As an employer, it’s very easy to see that there is division between you and your team. They will smile as you walk past, and they will always answer the questions that you post to them, but they will always be more hesitant when it comes to building a personal relationship with you outside of work. As a boss, you should expect this – as they are not supposed to be your friend.
However, that doesn’t stop you from getting to know your employees in a way that ensures that you are all working together well. Developing deeper relationships can be done with things such as the interest inventory test, and psychometric testing to help you to learn about your employees on a deeper level. Let’s take a look at some of the ways that you can get to know your employees and encourage them to open up.
- Maintain an open door policy. There should never be a physical divide between the management and the team unless you’re in office to have a meeting. Leaving an open door policy across the office means that people feel that they can come to and from the office without hesitation. It can help you to have a better understanding and a pulse on what’s happening in the department of the company on a daily basis. It’s not just about physically leaving the door open. Employees have to feel like they can come into your office without guilt or obstruction. If you leave the door open but the employees don’t feel welcome then there’s something wrong that you have to fix.
- Make a point of spending time with people outside of work.
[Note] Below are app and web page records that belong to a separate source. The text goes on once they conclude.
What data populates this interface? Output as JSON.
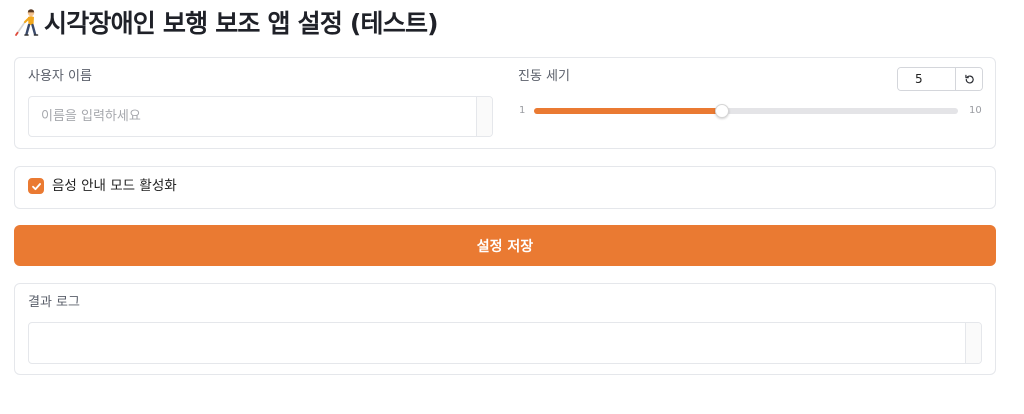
{
  "header": {
    "icon": "person-with-white-cane-icon",
    "title": "시각장애인 보행 보조 앱 설정 (테스트)"
  },
  "settings_panel": {
    "username": {
      "label": "사용자 이름",
      "value": "",
      "placeholder": "이름을 입력하세요"
    },
    "vibration": {
      "label": "진동 세기",
      "value": 5,
      "min": 1,
      "max": 10,
      "reset_icon": "reset-icon"
    }
  },
  "voice_panel": {
    "voice_guide": {
      "label": "음성 안내 모드 활성화",
      "checked": true,
      "check_icon": "check-icon"
    }
  },
  "save_button": {
    "label": "설정 저장"
  },
  "log_panel": {
    "label": "결과 로그",
    "value": ""
  },
  "colors": {
    "accent": "#ea7a32",
    "border": "#e5e7eb",
    "track": "#e4e4e7",
    "label_text": "#5a5f6a",
    "title_text": "#1f2128"
  }
}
When was the last time you ever spent time with employees outside of the business? You should be having regular lunches or meetings outside of the office so that people can turn down the invisible walls between management and employees. You can also get to know them in their taste when you ask them what they would like to do as a group. It doesn’t have to be cringey icebreaking stuff, but just simply having a meal.
- Recognise their achievements. How do you reward and recognise your team? If you don’t do it nearly enough, they’re going to feel underappreciated and they’re not going to want to get to know you. A simple thank you was good enough some of the time, but you do need formal recognition if you want your employees to feel appreciated and happy.
- Have their back. If you want to get to know your employees they need to be able to open up to you, and nobody wants to open up to a boss who sides with clients over stuff. You have to believe in your team and that means that you need to ensure that you’re supporting them when they go to battle for your company. They’re always putting themselves on the line for your reputation every single day and they need to know that you have their back because sometimes the client just really isn’t right.